(Exercise material)
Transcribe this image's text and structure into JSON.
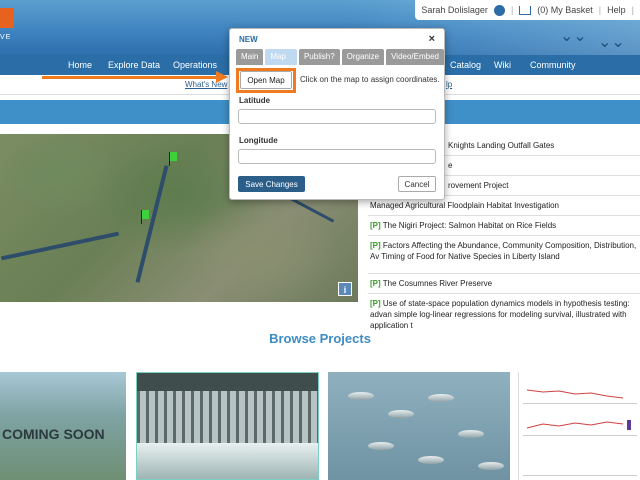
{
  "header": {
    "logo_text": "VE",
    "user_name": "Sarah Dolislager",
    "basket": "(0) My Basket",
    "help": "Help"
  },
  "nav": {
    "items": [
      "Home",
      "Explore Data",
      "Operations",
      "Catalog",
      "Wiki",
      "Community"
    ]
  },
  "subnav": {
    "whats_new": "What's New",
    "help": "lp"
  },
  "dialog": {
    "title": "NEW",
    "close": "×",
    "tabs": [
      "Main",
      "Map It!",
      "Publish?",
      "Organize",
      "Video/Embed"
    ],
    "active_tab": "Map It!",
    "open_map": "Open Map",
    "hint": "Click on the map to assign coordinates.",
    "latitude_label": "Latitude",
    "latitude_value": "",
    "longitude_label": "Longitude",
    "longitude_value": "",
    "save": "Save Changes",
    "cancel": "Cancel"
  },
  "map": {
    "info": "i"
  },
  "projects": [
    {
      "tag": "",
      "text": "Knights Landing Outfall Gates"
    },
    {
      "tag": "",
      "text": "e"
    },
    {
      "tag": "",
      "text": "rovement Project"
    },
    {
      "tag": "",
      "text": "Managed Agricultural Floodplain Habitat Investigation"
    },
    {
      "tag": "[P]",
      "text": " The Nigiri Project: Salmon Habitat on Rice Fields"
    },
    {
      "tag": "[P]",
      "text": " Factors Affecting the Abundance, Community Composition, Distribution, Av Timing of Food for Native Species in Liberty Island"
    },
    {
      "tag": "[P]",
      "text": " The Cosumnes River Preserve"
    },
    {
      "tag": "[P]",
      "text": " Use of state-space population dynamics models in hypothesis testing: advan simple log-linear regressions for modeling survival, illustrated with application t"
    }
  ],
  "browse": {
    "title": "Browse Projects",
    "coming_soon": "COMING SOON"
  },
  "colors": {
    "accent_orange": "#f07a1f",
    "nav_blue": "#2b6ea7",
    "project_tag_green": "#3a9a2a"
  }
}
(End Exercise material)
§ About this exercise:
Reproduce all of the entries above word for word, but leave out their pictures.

§ Reply to the task:
Transcribe this image's text and structure into JSON.
{
  "header": {
    "logo_text": "VE",
    "user_name": "Sarah Dolislager",
    "basket": "(0) My Basket",
    "help": "Help"
  },
  "nav": {
    "items": [
      "Home",
      "Explore Data",
      "Operations",
      "Catalog",
      "Wiki",
      "Community"
    ]
  },
  "subnav": {
    "whats_new": "What's New",
    "help": "lp"
  },
  "dialog": {
    "title": "NEW",
    "close": "×",
    "tabs": [
      "Main",
      "Map It!",
      "Publish?",
      "Organize",
      "Video/Embed"
    ],
    "active_tab": "Map It!",
    "open_map": "Open Map",
    "hint": "Click on the map to assign coordinates.",
    "latitude_label": "Latitude",
    "latitude_value": "",
    "longitude_label": "Longitude",
    "longitude_value": "",
    "save": "Save Changes",
    "cancel": "Cancel"
  },
  "map": {
    "info": "i"
  },
  "projects": [
    {
      "tag": "",
      "text": "Knights Landing Outfall Gates"
    },
    {
      "tag": "",
      "text": "e"
    },
    {
      "tag": "",
      "text": "rovement Project"
    },
    {
      "tag": "",
      "text": "Managed Agricultural Floodplain Habitat Investigation"
    },
    {
      "tag": "[P]",
      "text": " The Nigiri Project: Salmon Habitat on Rice Fields"
    },
    {
      "tag": "[P]",
      "text": " Factors Affecting the Abundance, Community Composition, Distribution, Av Timing of Food for Native Species in Liberty Island"
    },
    {
      "tag": "[P]",
      "text": " The Cosumnes River Preserve"
    },
    {
      "tag": "[P]",
      "text": " Use of state-space population dynamics models in hypothesis testing: advan simple log-linear regressions for modeling survival, illustrated with application t"
    }
  ],
  "browse": {
    "title": "Browse Projects",
    "coming_soon": "COMING SOON"
  },
  "colors": {
    "accent_orange": "#f07a1f",
    "nav_blue": "#2b6ea7",
    "project_tag_green": "#3a9a2a"
  }
}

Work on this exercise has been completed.